Portal vein thrombosis involves formation of a blood clot within the portal vein (or hepatic portal vein), a blood vessel that carries blood to the liver. Partial or complete blockage can lead to increased pressure in the portal vein system and reduced blood supply to the liver. This condition can be acute or chronic and most often occurs with cirrhosis of the liver. It may also occur more commonly in people suffering from malignancies (e.g. hepatocellular carcinoma), abdominal sepsis, pancreatitis, inflammatory bowel disease, systemic lupus erythematosus and other conditions associated with an increased risk of blood clots. Most people who develop portal vein thrombosis are asymptomatic but clinical manifestations can include abdominal pain and fever. Patients with chronic portal vein thrombosis can often present with gastrointestinal bleeding due to the development of complications. It is a treatable condition but extensive portal vein thrombosis can lead to life-threatening complications.
Confirming the diagnosis
The diagnosis is made from clinical evaluation and usually imaging is required for confirmation.
The relevant medical specialist is a vascular surgeon, haematologist or gastroenterologist.
Additional diagnoses covered by SOP
- Pylephlebitis and suppuratives pyelephlebitis
Conditions not covered by SOP
- Intentional occlusion by intravascular embolisation affecting the portal vein#
- Portal vein thrombosis related to vaccine induced thrombotic thrombocytopaenia*
- Oesophageal varices (common complication of portal vein thrombosis but can have other causes so treat as a separate diagnosis)#
- Portal cholangiopathy/biliopathy (possible complication of chronic portal vein thrombosis but can have other causes so treat as a separate diagnosis)#
- Portal hypertension (possible complication of chronic portal vein thrombosis but can have other causes so treat as a separate diagnosis)#
* another SOP applies
# non-SOP condition
This condition can have variable clinical presentation with the onset being acute or chronic. Most people may be asymptomatic but others can present with serious complications. Acute portal vein thrombosis can result in abdominal pain and fevers.
Once the diagnosis has been confirmed, clinical onset can be dated to the onset of the first clinical presentation that is judged by a treating medical specialist to be related to the condition.
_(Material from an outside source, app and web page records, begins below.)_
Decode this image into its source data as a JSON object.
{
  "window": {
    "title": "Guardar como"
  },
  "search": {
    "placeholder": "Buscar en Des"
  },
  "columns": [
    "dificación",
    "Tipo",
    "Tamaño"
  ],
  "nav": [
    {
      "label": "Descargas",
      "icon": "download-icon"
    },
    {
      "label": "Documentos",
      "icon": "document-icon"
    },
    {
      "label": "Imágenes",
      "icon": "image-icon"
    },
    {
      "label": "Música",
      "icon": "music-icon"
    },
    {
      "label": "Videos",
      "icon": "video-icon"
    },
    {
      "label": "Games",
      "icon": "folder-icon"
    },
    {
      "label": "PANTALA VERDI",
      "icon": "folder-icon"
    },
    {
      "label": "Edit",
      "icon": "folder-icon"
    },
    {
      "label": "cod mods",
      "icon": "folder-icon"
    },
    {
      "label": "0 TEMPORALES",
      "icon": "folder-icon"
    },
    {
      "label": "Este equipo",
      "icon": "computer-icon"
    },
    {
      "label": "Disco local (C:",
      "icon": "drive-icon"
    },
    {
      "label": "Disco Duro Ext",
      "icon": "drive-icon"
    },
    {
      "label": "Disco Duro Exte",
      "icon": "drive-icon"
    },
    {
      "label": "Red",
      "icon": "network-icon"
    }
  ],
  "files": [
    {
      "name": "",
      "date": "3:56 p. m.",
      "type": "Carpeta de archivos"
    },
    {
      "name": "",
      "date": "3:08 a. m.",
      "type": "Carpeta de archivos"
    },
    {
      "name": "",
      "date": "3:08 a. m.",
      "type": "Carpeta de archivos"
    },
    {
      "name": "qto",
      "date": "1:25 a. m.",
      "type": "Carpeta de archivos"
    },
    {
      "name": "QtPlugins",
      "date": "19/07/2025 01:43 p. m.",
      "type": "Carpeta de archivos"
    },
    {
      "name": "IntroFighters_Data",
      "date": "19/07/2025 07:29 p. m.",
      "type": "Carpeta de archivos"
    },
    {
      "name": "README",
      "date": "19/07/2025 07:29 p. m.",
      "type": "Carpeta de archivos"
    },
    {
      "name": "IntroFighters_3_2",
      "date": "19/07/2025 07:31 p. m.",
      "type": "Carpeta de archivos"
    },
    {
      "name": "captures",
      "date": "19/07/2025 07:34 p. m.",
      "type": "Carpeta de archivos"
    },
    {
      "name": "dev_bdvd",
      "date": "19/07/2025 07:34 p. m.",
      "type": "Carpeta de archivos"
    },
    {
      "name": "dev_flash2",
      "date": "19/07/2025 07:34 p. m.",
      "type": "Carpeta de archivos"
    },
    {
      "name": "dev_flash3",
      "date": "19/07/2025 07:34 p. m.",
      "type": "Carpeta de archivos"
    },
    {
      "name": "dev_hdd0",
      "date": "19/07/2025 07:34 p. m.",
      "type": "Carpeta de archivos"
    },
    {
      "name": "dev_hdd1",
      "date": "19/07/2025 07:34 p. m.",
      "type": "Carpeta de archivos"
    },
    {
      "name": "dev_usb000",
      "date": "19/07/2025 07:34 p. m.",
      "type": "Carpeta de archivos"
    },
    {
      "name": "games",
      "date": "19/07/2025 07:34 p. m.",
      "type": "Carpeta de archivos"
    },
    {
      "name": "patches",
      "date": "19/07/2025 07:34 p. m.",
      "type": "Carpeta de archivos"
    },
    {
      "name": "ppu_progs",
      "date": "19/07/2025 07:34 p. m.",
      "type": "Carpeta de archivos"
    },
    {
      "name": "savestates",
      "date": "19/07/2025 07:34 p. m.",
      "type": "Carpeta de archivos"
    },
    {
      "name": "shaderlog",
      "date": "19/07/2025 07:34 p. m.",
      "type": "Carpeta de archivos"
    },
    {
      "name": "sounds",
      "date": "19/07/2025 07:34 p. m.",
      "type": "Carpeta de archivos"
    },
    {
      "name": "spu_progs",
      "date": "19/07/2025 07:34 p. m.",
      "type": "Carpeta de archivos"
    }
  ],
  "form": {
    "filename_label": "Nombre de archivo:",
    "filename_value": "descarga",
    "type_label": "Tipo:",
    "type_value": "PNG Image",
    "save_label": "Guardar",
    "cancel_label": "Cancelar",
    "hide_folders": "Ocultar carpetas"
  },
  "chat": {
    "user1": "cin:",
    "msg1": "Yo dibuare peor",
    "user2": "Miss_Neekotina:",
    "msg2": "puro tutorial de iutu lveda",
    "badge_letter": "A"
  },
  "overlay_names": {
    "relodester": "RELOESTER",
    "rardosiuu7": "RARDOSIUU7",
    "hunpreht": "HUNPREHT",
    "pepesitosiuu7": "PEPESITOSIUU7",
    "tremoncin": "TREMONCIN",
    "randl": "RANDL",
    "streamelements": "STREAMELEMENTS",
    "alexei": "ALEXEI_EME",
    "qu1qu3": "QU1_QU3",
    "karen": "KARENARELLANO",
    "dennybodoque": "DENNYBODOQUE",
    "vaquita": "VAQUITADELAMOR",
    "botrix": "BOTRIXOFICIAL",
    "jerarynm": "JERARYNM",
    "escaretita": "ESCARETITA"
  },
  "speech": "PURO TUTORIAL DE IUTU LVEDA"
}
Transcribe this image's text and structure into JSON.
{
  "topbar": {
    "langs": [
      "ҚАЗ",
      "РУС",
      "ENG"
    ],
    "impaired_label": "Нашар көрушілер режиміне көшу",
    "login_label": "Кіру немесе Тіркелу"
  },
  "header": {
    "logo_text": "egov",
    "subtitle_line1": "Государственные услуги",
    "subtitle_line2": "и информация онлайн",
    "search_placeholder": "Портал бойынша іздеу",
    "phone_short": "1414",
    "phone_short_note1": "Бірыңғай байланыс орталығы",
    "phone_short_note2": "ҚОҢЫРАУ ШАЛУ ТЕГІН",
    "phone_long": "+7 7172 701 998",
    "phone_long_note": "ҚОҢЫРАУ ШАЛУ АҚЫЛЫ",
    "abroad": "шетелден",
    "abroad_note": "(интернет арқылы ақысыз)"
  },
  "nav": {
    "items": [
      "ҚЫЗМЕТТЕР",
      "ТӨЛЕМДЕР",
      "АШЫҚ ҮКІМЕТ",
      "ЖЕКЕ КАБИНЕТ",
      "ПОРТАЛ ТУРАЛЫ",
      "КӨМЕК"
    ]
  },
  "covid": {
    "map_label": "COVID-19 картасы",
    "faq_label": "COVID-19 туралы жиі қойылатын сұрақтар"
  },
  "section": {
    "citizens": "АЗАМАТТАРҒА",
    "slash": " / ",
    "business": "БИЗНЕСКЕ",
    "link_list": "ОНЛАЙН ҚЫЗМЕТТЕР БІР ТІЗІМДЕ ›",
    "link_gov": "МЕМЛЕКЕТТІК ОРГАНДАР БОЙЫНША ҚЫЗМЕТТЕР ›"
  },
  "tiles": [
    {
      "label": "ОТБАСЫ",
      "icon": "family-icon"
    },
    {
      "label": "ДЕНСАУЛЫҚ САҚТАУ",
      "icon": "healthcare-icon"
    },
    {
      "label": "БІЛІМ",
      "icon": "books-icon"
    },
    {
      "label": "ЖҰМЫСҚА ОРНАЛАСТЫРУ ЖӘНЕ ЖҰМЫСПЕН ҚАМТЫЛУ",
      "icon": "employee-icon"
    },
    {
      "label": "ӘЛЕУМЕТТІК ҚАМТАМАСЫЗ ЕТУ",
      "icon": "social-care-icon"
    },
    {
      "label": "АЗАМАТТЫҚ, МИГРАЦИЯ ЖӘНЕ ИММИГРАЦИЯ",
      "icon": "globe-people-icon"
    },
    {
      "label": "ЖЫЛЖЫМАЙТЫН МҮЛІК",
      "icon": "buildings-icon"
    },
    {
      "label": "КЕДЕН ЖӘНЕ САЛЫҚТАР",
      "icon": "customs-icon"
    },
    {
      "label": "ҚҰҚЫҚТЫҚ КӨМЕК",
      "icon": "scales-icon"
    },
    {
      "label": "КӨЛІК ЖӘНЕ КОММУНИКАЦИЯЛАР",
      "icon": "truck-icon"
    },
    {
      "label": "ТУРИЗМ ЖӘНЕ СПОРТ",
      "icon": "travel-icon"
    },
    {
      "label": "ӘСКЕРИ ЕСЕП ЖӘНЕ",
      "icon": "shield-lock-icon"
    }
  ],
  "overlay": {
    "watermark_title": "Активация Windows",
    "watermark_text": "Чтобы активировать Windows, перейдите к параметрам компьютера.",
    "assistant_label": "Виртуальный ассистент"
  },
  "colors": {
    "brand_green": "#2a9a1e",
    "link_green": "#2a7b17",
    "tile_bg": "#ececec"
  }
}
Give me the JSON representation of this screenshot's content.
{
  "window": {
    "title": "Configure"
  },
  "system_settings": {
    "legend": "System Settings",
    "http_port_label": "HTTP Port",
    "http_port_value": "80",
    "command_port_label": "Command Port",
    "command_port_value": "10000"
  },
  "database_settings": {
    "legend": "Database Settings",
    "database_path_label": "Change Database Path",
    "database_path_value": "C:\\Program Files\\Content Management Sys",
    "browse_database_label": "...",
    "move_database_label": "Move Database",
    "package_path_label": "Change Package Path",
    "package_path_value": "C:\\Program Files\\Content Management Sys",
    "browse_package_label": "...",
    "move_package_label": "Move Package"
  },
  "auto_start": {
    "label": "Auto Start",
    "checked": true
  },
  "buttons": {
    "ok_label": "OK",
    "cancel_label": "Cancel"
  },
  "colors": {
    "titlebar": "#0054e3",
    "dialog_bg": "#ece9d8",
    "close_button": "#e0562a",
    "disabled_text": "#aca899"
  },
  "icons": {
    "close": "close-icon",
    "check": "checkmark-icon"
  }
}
Treatment options will vary depending on the severity of the condition and features of the presentation. Anticoagulation or surgical intervention can often be considered to prevent progression and further complications. The only SOP worsening factor is for inability to obtain appropriate clinical management.